(Saved entries)
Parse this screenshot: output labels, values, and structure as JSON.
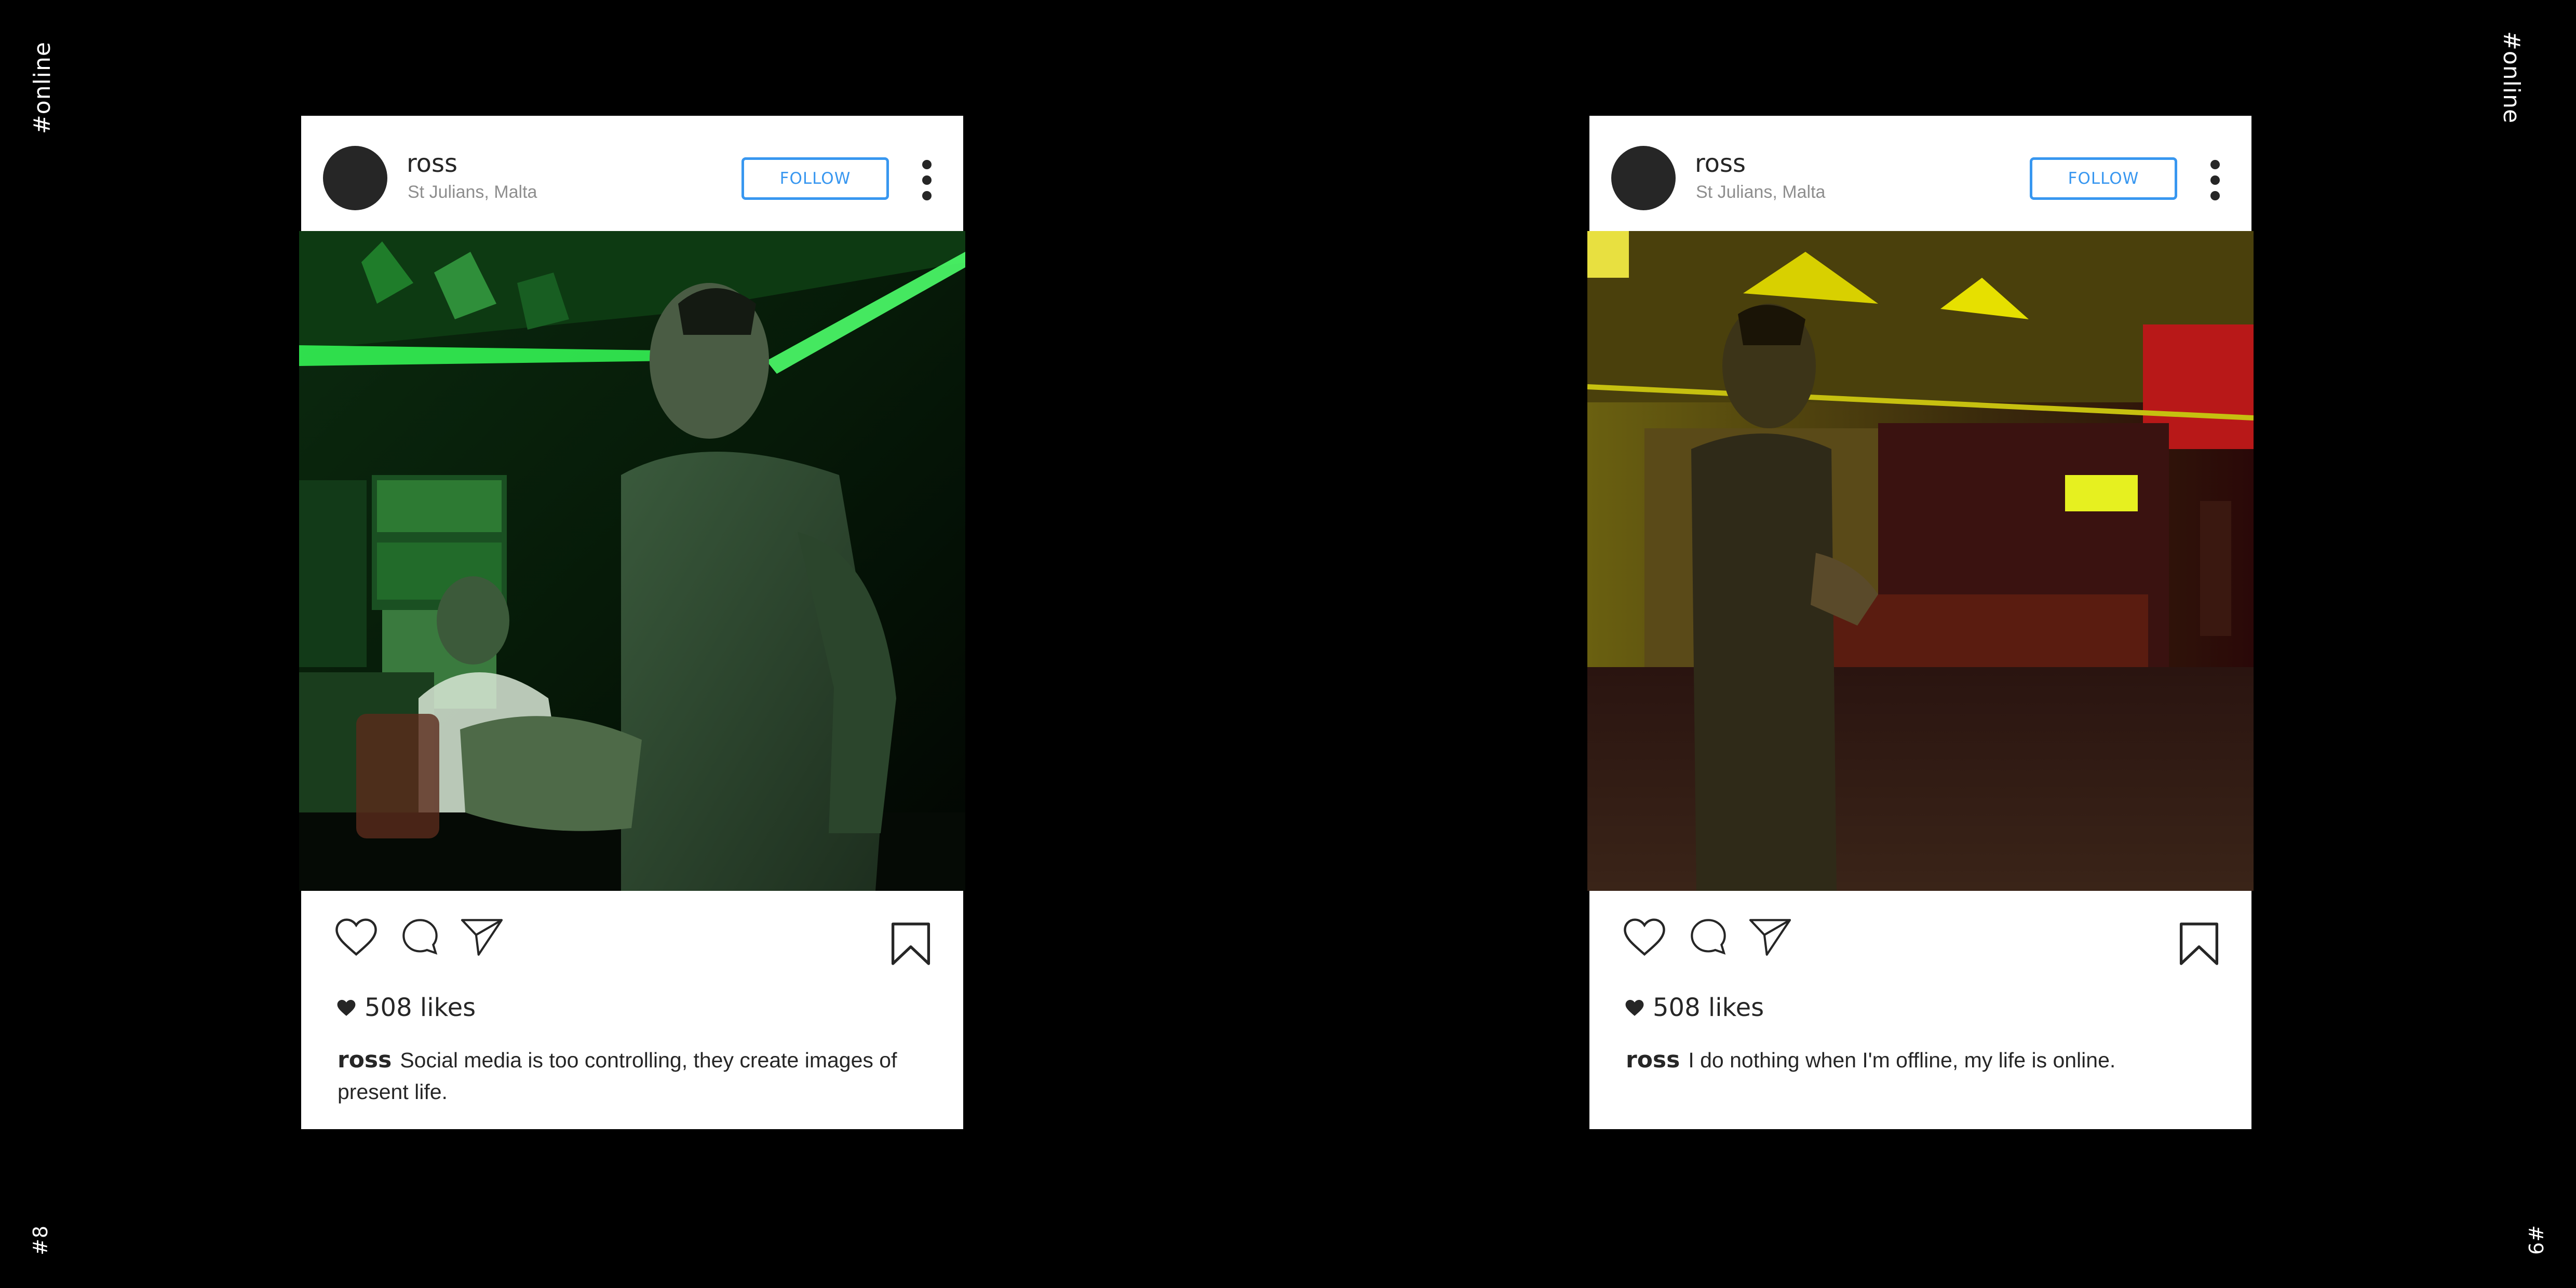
{
  "side_labels": {
    "left_top": "#online",
    "right_top": "#online",
    "left_bottom": "#8",
    "right_bottom": "#9"
  },
  "colors": {
    "background": "#000000",
    "card": "#ffffff",
    "follow_accent": "#3897f0",
    "avatar": "#262626"
  },
  "posts": [
    {
      "username": "ross",
      "location": "St Julians, Malta",
      "follow_label": "FOLLOW",
      "likes": "508 likes",
      "caption_user": "ross",
      "caption_text": "Social media is too controlling, they create images of present life."
    },
    {
      "username": "ross",
      "location": "St Julians, Malta",
      "follow_label": "FOLLOW",
      "likes": "508 likes",
      "caption_user": "ross",
      "caption_text": "I do nothing when I'm offline, my life is online."
    }
  ],
  "icons": [
    "heart-icon",
    "comment-icon",
    "share-icon",
    "bookmark-icon",
    "more-options-icon"
  ]
}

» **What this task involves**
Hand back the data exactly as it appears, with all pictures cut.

» **Worked solution**
Parse this screenshot: output labels, values, and structure as JSON.
{
  "side_labels": {
    "left_top": "#online",
    "right_top": "#online",
    "left_bottom": "#8",
    "right_bottom": "#9"
  },
  "colors": {
    "background": "#000000",
    "card": "#ffffff",
    "follow_accent": "#3897f0",
    "avatar": "#262626"
  },
  "posts": [
    {
      "username": "ross",
      "location": "St Julians, Malta",
      "follow_label": "FOLLOW",
      "likes": "508 likes",
      "caption_user": "ross",
      "caption_text": "Social media is too controlling, they create images of present life."
    },
    {
      "username": "ross",
      "location": "St Julians, Malta",
      "follow_label": "FOLLOW",
      "likes": "508 likes",
      "caption_user": "ross",
      "caption_text": "I do nothing when I'm offline, my life is online."
    }
  ],
  "icons": [
    "heart-icon",
    "comment-icon",
    "share-icon",
    "bookmark-icon",
    "more-options-icon"
  ]
}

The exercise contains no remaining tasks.